What is the Healthiest Type of Coffee?
If you are reading this, chances are that you are a coffee fanatic. Forget the kettle, you must always have the coffee machine on in your kitchen. Have you ever thought about what kind of coffee is the healthiest, though?
Is Decaf Coffee Worse Than Regular Coffee?
Decaf coffee is becoming increasingly popular with the UK's coffee drinkers, but many people are concerned that the methods used to extract the caffeine from the coffee itself could have adverse health effects.
Extracting caffeine from coffee begins with soaking the whole unroasted coffee bean in water, which allows much of the caffeine and flavour to dissolve out of the bean itself. After soaking in water, chemical solvents are then used to remove the dissolved caffeine from the water. These solvents can be methylene chloride or ethyl acetate. These solvents are added to the coffee and water mixture or to the soaked beans directly. At this point, the water and solvents are then evaporated to preserve some of the flavour left in the beans.
Many people worry that these chemical solvents are bad for your health; after all, they have complicated scientific names that can read as scary for some coffee drinkers. You should not worry about these, though. The levels of the solvents remained after the entire decaffeinating process is extremely low, much lower than the level actually deemed safe by stringent European regulations.
A more expensive method that is used to remove caffeine from coffee beans is called the Swiss Water Process. This process uses a specialised charcoal filter to remove caffeine from the beans. Some people prefer this method of decaffeinated because they think that it is safer than the solvent methods, however this process is not better or worse. It is just more expensive, thus making the resulting coffee more expensive.
Decaf coffee is not more or less healthy than regular coffee, so try not to worry about it and instead just enjoy your hot drinks!
Is Black Coffee the Healthiest?

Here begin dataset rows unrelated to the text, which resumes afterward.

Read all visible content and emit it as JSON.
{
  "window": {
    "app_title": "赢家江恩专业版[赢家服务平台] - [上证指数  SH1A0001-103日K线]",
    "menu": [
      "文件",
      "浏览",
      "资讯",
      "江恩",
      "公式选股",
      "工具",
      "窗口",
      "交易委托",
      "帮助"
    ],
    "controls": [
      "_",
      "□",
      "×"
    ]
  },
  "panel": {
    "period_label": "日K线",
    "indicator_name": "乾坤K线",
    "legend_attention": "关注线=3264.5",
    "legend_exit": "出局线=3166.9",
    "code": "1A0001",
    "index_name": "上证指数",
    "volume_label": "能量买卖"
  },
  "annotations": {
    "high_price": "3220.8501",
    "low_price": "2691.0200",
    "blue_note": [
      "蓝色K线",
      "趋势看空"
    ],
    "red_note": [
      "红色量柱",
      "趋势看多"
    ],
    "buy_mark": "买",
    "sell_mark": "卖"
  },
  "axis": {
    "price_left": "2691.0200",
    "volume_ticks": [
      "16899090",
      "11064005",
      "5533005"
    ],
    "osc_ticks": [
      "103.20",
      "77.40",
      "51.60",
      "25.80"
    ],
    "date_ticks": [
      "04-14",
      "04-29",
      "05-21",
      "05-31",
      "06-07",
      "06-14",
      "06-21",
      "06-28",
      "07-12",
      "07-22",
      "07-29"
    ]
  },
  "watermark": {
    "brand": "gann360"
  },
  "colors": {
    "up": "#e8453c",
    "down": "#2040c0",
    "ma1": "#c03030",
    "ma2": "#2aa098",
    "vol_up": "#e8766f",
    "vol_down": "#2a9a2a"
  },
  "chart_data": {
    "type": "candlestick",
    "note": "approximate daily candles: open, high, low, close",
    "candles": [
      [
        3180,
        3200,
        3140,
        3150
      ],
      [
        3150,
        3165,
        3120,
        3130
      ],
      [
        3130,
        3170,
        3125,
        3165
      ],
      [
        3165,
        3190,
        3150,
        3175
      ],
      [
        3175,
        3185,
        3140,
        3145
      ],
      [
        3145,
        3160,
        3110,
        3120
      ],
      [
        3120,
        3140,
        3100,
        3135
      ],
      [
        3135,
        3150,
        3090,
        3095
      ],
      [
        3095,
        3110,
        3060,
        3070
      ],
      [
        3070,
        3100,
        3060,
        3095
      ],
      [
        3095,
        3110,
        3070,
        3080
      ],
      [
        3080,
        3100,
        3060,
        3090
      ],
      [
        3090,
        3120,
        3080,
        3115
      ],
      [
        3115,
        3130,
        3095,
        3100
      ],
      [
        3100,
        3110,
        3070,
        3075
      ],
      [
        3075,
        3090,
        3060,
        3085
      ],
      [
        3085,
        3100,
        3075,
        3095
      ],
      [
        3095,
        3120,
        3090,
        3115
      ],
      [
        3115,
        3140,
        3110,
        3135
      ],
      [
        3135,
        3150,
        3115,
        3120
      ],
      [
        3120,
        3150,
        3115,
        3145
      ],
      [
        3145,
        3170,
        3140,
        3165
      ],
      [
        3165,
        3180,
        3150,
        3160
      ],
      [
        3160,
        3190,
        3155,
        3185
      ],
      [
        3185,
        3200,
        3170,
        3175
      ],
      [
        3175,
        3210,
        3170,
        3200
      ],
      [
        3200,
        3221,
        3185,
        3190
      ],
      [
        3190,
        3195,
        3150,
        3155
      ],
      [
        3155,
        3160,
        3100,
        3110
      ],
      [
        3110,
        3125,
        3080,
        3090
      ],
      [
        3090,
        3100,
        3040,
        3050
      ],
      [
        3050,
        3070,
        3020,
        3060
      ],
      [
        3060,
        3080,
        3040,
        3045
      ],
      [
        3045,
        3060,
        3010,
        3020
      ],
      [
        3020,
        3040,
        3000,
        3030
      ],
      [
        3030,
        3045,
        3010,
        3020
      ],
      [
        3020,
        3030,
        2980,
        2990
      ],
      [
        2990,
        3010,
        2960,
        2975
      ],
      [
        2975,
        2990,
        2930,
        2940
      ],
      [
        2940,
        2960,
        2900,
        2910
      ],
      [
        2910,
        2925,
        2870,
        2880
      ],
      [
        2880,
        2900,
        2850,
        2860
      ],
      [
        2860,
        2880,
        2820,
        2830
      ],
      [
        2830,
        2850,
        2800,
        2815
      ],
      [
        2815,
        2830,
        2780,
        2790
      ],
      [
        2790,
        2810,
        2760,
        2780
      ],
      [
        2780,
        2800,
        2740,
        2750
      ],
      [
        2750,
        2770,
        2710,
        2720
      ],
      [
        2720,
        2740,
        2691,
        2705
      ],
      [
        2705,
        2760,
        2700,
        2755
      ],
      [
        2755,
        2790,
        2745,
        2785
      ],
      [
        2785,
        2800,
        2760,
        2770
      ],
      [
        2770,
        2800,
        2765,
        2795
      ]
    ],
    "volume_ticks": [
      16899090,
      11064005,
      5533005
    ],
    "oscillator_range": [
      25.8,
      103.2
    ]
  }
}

Many health-conscious coffee drinkers opt for black coffee without additives for health reasons and for taste. Brewed black coffee is the healthiest option for coffee drinkers because it has not added fat or sugar. Once you begin adding milks, sugars, or syrups, your coffees of course become a bit unhealthier.
This is not to say that you cannot enjoy a hot coffee with a splash of milk and sprinkle of sugar, however. These coffee additives in moderation will not have adverse health effects. After all, milk supplies your body with calcium and sugar supplies your body with an energy source. If you enjoy a sugary or milky coffee, you should remain happy and healthy as long as you consume them in moderation.
When should you drink coffee?
A moderate amount of coffee every day can lead to numerous health benefits. Recent scientific studies have found that coffee drinkers are less likely to die from some of the leading causes of death in women including coronary heart disease, stroke, diabetes, and kidney disease.
But, what time of day is the best time to consume that vital cup of coffee? Neuroscientists actually suggest drinking your first cup of coffee in the early afternoon between noon and 14:00.
Upon waking up, the cortisol levels in your bodies actually peak. Cortisol is often known as the 'stress steroid' because it is often employed in your body when your body is in a stressful situation. Cortisol spikes enhance alertness, wakes you up, and also influences a lot of other biological processes. In this way, cortisol does a lot of the same things that caffeine does. Since cortisol spikes when you first wake up, you do not necessarily need caffeine from that early morning cup of coffee to make you alert and keep you awake.
Why French Press Coffee Is Bad for You
French press coffee has become more and more popular in recent years, however it turns out that it may not be the best way to brew coffee. Many people choose to consume coffee made with the French press method because it ensure a strong flavour and a tastier product. Not filtering your coffee, however, can lead to an increase in your LDL or your 'bad' cholesterol.
By not using a proper coffee filter, oily substances known as diterpenes slip through into the brewed coffee. While these chemicals do contribute to the deep, complex taste of French press coffee, they also contribute to raising your bad cholesterol.
According to some scientists, it takes five to eight cups of this unfiltered coffee a day to raise your bad cholesterol. So, if you drink less French press coffee than five to eight cups every day, you do not have to necessarily change your coffee brewing method. If you do drink an excessive amount of coffee, however, consider changing your brewing methods.